Improvements in basic technique. Here, rather than identifying problems, I'll identify strong points and try to emphasize them. I like my beans soft and creamy. How do I get them that way consistently? When I stir fry vegetables, I like them to have a nice smoky flavor and a crisp bite. What steps can I take to ensure that happens? How can I add complexity to my squash soup? Etc.
Flavor profile changes. This is where the vast majority of my weeknight cooking ends up. I'll look at a dish that I know I like, say, dry fried chow fun with scallions and bean sprouts, identify what it is that I like about it (the char on the noodles and vegetables, the balance of salty and funky/fermented flavors, etc), then swap out ingredients and change ratios, all the time keeping in mind exactly what it is that I liked about the original.
This method is a fantastic way to get meat-based recipes to transition successfully into vegetarian/vegan recipes. Note that this is not the same as a simple copy/paste swap out between meat and a vegetable.
"Stick'em together, and—hey!—you got something that works just as well as the original"
For instance, take the sandwich I made yesterday. It's based on a muffuletta, but it wasn't as simple as removing the meat and cheese and shoving a vegetable in there in its place. You have to think to yourself exactly what it is that made the meat and cheese work so well in the first place. For me, the success lay in the texture—moist and compact, but still toothsome and giving, and the balance of flavors—funky, salty, sour, herbal, and a few dried fruit notes from the well-aged cured meats. Juicy, garlicky broccoli rabe braised in a dry white wine provide moisture and texture, roasted peppers a bit of fruity tartness and smoky depth, marinated artichoke hearts are herbal and funky, and sun dried tomatoes have that dried fruit thing going. Stick'em together, and—hey!—you got something that works just as well as the original and for all the same reasons, while simultaneously being brand new.
The best bites of the nachos are the ones that balance crunch, creaminess, moisture, savoriness, heat, and bright acidic bite, so for my Vegan Frito Pie, I made sure to hit all those elements with every bite, despite not using the same ingredients you'd find in a classic Frito pie.

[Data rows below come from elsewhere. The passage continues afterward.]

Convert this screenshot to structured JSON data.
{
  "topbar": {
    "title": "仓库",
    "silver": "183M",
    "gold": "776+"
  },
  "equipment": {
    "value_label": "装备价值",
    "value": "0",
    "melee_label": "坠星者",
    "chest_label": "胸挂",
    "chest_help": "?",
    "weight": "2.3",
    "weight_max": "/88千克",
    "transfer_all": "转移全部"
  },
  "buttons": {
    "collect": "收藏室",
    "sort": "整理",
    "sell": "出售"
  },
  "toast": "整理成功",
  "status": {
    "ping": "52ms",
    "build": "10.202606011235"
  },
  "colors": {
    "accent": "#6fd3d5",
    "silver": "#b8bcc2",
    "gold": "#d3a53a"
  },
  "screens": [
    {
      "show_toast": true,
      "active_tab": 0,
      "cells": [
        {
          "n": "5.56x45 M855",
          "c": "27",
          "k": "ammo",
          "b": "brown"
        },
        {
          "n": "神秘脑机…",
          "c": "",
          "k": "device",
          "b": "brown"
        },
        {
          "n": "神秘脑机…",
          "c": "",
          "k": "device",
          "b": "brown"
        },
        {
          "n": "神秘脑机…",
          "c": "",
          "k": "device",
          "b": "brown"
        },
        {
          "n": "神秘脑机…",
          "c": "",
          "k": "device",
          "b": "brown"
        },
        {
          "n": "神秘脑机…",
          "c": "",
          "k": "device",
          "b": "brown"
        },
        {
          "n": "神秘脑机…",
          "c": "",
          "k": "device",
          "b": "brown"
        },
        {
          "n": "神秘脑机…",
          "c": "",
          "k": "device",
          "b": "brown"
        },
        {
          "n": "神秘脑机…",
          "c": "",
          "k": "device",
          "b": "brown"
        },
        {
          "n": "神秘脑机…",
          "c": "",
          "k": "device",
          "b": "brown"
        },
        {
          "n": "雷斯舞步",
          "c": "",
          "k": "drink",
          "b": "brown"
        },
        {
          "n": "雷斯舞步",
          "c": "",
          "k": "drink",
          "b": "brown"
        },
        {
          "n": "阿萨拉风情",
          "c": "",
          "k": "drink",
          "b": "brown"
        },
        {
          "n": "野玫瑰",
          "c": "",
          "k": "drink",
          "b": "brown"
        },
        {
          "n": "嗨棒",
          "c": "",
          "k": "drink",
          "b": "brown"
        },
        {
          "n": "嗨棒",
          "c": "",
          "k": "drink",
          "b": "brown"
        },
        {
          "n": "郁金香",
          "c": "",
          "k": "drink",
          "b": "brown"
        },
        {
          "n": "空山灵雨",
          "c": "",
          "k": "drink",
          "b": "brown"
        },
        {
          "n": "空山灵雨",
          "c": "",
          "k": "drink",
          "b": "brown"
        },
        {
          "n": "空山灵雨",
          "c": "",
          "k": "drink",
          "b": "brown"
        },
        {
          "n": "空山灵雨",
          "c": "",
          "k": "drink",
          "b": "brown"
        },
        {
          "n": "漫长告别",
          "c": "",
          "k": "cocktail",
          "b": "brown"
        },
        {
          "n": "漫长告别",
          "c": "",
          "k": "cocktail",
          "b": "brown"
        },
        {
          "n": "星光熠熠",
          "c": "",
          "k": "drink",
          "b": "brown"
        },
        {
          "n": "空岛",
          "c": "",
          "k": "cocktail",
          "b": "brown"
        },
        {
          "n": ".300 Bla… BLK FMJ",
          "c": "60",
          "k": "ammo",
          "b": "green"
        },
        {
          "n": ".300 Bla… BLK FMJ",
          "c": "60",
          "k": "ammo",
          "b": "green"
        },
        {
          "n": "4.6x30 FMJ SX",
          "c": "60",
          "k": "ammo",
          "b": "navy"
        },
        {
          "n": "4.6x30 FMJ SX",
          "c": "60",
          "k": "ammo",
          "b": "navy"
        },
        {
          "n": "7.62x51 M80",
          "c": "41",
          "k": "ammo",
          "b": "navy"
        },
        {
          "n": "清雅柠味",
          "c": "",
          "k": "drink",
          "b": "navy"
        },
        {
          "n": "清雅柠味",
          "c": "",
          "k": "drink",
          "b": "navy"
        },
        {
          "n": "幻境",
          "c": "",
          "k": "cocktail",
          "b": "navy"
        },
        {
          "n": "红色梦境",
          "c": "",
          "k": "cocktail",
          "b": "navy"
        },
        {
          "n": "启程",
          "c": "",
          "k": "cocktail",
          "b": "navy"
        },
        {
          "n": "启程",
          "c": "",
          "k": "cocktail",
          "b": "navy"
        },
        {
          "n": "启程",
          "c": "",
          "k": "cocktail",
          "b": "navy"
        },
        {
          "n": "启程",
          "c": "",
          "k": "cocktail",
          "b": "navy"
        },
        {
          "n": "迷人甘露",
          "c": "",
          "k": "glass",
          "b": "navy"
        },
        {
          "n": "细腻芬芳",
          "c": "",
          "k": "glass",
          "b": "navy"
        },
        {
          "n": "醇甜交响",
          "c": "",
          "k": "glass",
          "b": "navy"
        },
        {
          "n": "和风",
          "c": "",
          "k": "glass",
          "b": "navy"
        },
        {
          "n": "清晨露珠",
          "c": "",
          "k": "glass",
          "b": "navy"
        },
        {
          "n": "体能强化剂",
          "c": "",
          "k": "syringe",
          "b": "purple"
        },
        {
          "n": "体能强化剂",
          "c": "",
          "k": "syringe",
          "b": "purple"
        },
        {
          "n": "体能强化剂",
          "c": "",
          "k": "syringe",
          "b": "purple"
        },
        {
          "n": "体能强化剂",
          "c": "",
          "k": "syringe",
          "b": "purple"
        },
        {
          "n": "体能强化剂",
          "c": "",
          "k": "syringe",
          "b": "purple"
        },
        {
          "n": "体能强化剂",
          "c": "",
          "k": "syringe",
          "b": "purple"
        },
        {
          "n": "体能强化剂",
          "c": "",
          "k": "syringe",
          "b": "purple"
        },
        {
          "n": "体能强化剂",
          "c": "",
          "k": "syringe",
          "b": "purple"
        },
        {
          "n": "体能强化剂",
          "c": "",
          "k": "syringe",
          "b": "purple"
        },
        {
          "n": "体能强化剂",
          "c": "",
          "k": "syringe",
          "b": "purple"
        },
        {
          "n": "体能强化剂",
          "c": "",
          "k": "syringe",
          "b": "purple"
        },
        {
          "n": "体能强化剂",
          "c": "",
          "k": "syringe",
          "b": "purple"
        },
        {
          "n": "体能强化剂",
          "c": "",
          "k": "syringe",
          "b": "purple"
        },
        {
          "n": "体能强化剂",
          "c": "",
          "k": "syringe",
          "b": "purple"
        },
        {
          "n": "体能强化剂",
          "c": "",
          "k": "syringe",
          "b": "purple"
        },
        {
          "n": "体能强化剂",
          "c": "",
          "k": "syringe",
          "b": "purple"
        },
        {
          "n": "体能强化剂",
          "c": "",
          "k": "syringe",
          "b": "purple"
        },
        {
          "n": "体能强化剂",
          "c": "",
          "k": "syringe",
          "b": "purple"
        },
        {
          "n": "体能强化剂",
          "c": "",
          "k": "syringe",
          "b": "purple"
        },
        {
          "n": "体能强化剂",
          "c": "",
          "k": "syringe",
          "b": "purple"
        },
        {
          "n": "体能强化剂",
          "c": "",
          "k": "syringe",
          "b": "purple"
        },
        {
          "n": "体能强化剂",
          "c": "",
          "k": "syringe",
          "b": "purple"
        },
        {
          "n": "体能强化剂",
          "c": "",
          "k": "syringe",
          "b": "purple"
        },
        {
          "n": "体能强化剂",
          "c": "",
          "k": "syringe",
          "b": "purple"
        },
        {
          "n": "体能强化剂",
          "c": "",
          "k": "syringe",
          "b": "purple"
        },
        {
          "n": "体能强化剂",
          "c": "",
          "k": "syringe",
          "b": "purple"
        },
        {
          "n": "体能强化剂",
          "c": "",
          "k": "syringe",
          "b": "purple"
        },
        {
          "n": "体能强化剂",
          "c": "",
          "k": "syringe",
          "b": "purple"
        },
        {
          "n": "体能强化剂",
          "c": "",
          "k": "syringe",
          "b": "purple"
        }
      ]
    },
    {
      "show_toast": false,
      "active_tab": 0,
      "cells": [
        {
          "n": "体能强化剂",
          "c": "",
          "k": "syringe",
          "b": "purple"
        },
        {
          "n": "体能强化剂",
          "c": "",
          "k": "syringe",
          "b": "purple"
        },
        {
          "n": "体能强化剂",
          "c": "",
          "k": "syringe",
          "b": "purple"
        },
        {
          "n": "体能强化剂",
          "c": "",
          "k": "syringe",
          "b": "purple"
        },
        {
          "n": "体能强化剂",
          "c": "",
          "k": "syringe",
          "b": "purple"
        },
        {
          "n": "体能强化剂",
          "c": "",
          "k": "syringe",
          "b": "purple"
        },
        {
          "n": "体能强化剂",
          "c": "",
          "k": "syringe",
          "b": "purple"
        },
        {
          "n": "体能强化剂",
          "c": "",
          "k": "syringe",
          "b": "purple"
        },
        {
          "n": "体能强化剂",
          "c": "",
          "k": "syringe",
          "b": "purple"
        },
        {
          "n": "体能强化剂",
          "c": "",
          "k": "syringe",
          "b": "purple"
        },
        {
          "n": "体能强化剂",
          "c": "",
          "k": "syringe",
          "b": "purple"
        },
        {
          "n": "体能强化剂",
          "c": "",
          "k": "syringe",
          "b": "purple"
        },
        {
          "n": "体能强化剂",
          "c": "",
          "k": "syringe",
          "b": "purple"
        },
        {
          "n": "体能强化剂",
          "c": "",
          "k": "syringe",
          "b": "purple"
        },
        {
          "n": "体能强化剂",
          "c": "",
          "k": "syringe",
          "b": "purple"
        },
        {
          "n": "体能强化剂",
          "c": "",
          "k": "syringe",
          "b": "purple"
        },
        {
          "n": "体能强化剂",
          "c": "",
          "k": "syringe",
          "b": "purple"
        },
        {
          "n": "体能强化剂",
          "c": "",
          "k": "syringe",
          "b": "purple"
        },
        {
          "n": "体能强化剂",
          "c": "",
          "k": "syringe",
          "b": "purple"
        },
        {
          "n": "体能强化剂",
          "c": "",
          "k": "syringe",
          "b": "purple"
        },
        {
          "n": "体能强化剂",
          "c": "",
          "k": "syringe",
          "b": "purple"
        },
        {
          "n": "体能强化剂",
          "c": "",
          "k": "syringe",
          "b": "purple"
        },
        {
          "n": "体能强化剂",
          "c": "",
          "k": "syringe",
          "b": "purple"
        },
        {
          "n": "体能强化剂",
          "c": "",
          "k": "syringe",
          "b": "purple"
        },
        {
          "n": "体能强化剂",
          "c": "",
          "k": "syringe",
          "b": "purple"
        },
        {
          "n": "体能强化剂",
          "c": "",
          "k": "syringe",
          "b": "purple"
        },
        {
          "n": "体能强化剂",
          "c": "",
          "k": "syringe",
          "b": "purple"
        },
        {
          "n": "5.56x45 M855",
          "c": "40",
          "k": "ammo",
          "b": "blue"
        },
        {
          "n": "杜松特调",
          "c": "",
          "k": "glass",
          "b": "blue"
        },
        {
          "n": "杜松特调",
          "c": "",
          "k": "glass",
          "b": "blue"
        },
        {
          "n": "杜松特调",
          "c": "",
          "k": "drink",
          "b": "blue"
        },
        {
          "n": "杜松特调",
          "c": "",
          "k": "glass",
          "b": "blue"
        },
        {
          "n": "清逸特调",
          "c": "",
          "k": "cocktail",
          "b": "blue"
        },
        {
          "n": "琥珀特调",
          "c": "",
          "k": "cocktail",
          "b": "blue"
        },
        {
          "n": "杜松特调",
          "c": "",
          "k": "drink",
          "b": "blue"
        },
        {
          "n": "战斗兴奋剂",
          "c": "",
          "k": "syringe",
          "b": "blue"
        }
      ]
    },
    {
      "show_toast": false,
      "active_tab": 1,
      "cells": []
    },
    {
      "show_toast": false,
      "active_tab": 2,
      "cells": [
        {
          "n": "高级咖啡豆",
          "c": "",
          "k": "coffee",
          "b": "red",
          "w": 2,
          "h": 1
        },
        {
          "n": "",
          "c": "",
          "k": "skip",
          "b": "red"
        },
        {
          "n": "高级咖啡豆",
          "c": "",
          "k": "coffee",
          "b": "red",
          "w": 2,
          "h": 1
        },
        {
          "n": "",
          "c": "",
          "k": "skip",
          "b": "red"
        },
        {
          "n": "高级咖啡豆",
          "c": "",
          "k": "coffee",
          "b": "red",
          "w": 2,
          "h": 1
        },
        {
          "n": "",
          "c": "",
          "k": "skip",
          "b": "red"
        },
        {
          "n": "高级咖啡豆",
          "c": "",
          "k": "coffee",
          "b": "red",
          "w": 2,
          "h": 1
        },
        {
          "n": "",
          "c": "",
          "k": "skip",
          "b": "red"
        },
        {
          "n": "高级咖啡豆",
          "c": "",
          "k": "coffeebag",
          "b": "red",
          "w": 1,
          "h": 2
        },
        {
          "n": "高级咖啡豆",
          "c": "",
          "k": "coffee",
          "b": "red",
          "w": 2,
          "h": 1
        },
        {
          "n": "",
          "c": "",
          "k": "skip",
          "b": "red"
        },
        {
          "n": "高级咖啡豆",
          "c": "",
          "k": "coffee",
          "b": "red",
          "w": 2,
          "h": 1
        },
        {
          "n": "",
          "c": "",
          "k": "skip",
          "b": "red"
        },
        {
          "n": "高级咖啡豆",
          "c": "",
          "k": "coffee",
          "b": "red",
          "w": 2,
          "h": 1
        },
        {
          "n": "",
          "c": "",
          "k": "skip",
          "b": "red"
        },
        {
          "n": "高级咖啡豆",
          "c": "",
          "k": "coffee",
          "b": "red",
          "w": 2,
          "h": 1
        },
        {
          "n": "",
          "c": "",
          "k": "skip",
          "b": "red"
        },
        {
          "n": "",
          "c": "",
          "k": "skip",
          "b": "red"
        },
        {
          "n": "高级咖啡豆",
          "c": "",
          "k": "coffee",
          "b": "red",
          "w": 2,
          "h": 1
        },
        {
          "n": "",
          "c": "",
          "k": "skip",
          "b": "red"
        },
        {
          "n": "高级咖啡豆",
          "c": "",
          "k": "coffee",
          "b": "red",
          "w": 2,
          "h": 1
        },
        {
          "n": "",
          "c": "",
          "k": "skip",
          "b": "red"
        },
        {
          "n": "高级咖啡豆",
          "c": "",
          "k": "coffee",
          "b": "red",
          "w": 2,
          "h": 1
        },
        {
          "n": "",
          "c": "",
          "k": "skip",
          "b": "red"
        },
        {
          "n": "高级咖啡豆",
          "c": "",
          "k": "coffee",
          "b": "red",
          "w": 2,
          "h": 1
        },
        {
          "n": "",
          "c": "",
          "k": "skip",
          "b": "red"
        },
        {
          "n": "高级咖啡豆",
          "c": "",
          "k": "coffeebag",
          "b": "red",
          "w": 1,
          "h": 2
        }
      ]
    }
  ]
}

You get the picture. The difference between the two types of cooks really comes down to intelligent design vs. evolution. Some of you may fall into the demi-god-like category of the former, and I greatly admire you. Most of us probably fall into the latter, and you know what? I admire you even more, quietly tinkering away, making tiny improvements that over time can grow a small idea into a complex and wonderful cuisine. Western-style vegan food is still very much in the nascent stages of its development. On the evolutionary timeline, we've barely made it past multicellular organisms, but we're just getting rolling, and we've already seen some pretty great things along the way.